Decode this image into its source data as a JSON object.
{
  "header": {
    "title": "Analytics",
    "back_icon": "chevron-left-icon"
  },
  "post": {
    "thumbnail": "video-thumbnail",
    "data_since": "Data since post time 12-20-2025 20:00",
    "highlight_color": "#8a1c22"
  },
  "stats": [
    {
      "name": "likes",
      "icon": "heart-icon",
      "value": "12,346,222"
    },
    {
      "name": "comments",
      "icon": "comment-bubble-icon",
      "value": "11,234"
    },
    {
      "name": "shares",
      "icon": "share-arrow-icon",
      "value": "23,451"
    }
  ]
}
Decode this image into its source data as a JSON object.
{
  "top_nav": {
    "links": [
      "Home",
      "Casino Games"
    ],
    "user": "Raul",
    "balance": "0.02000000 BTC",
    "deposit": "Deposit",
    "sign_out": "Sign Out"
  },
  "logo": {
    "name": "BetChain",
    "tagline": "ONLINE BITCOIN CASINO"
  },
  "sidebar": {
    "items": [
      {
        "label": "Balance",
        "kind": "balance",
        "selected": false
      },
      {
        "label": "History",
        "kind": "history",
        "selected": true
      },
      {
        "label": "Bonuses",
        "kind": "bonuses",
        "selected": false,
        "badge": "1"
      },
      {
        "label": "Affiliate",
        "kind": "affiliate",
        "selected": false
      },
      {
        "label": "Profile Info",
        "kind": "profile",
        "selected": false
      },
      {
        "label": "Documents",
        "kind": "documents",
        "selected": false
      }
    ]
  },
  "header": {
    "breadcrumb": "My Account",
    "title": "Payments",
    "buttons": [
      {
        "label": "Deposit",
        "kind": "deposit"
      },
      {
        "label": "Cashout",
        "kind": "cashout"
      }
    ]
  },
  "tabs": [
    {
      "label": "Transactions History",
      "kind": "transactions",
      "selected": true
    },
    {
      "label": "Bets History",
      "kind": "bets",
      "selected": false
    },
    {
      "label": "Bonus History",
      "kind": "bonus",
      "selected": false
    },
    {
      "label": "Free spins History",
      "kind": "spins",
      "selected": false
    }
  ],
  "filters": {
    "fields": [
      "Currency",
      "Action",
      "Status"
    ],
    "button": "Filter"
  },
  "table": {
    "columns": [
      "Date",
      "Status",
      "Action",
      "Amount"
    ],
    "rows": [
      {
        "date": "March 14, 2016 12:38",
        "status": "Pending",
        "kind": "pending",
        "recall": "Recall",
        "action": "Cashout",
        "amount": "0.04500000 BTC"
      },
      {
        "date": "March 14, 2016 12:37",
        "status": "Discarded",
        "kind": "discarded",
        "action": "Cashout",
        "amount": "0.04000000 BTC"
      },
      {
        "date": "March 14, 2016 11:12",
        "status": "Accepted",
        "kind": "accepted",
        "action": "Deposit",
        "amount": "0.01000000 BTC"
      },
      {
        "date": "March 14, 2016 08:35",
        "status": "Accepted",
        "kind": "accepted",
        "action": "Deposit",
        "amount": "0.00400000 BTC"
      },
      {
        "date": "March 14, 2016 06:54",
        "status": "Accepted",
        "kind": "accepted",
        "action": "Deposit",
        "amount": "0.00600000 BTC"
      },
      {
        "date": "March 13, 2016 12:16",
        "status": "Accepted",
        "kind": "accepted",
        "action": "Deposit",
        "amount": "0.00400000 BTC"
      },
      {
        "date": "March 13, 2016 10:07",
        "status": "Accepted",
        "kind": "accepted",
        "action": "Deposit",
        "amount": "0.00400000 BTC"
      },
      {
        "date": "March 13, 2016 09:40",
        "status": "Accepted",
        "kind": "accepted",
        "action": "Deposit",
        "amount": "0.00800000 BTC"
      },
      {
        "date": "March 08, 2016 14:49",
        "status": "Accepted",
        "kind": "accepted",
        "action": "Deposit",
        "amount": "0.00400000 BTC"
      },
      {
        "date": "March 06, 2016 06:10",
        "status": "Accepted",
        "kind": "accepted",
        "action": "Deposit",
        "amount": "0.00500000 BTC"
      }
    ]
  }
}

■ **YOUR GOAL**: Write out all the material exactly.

■ **ANSWER TO THIS EXERCISE**:
Decode this image into its source data as a JSON object.
{
  "header": {
    "title": "Analytics",
    "back_icon": "chevron-left-icon"
  },
  "post": {
    "thumbnail": "video-thumbnail",
    "data_since": "Data since post time 12-20-2025 20:00",
    "highlight_color": "#8a1c22"
  },
  "stats": [
    {
      "name": "likes",
      "icon": "heart-icon",
      "value": "12,346,222"
    },
    {
      "name": "comments",
      "icon": "comment-bubble-icon",
      "value": "11,234"
    },
    {
      "name": "shares",
      "icon": "share-arrow-icon",
      "value": "23,451"
    }
  ]
}
Decode this image into its source data as a JSON object.
{
  "top_nav": {
    "links": [
      "Home",
      "Casino Games"
    ],
    "user": "Raul",
    "balance": "0.02000000 BTC",
    "deposit": "Deposit",
    "sign_out": "Sign Out"
  },
  "logo": {
    "name": "BetChain",
    "tagline": "ONLINE BITCOIN CASINO"
  },
  "sidebar": {
    "items": [
      {
        "label": "Balance",
        "kind": "balance",
        "selected": false
      },
      {
        "label": "History",
        "kind": "history",
        "selected": true
      },
      {
        "label": "Bonuses",
        "kind": "bonuses",
        "selected": false,
        "badge": "1"
      },
      {
        "label": "Affiliate",
        "kind": "affiliate",
        "selected": false
      },
      {
        "label": "Profile Info",
        "kind": "profile",
        "selected": false
      },
      {
        "label": "Documents",
        "kind": "documents",
        "selected": false
      }
    ]
  },
  "header": {
    "breadcrumb": "My Account",
    "title": "Payments",
    "buttons": [
      {
        "label": "Deposit",
        "kind": "deposit"
      },
      {
        "label": "Cashout",
        "kind": "cashout"
      }
    ]
  },
  "tabs": [
    {
      "label": "Transactions History",
      "kind": "transactions",
      "selected": true
    },
    {
      "label": "Bets History",
      "kind": "bets",
      "selected": false
    },
    {
      "label": "Bonus History",
      "kind": "bonus",
      "selected": false
    },
    {
      "label": "Free spins History",
      "kind": "spins",
      "selected": false
    }
  ],
  "filters": {
    "fields": [
      "Currency",
      "Action",
      "Status"
    ],
    "button": "Filter"
  },
  "table": {
    "columns": [
      "Date",
      "Status",
      "Action",
      "Amount"
    ],
    "rows": [
      {
        "date": "March 14, 2016 12:38",
        "status": "Pending",
        "kind": "pending",
        "recall": "Recall",
        "action": "Cashout",
        "amount": "0.04500000 BTC"
      },
      {
        "date": "March 14, 2016 12:37",
        "status": "Discarded",
        "kind": "discarded",
        "action": "Cashout",
        "amount": "0.04000000 BTC"
      },
      {
        "date": "March 14, 2016 11:12",
        "status": "Accepted",
        "kind": "accepted",
        "action": "Deposit",
        "amount": "0.01000000 BTC"
      },
      {
        "date": "March 14, 2016 08:35",
        "status": "Accepted",
        "kind": "accepted",
        "action": "Deposit",
        "amount": "0.00400000 BTC"
      },
      {
        "date": "March 14, 2016 06:54",
        "status": "Accepted",
        "kind": "accepted",
        "action": "Deposit",
        "amount": "0.00600000 BTC"
      },
      {
        "date": "March 13, 2016 12:16",
        "status": "Accepted",
        "kind": "accepted",
        "action": "Deposit",
        "amount": "0.00400000 BTC"
      },
      {
        "date": "March 13, 2016 10:07",
        "status": "Accepted",
        "kind": "accepted",
        "action": "Deposit",
        "amount": "0.00400000 BTC"
      },
      {
        "date": "March 13, 2016 09:40",
        "status": "Accepted",
        "kind": "accepted",
        "action": "Deposit",
        "amount": "0.00800000 BTC"
      },
      {
        "date": "March 08, 2016 14:49",
        "status": "Accepted",
        "kind": "accepted",
        "action": "Deposit",
        "amount": "0.00400000 BTC"
      },
      {
        "date": "March 06, 2016 06:10",
        "status": "Accepted",
        "kind": "accepted",
        "action": "Deposit",
        "amount": "0.00500000 BTC"
      }
    ]
  }
}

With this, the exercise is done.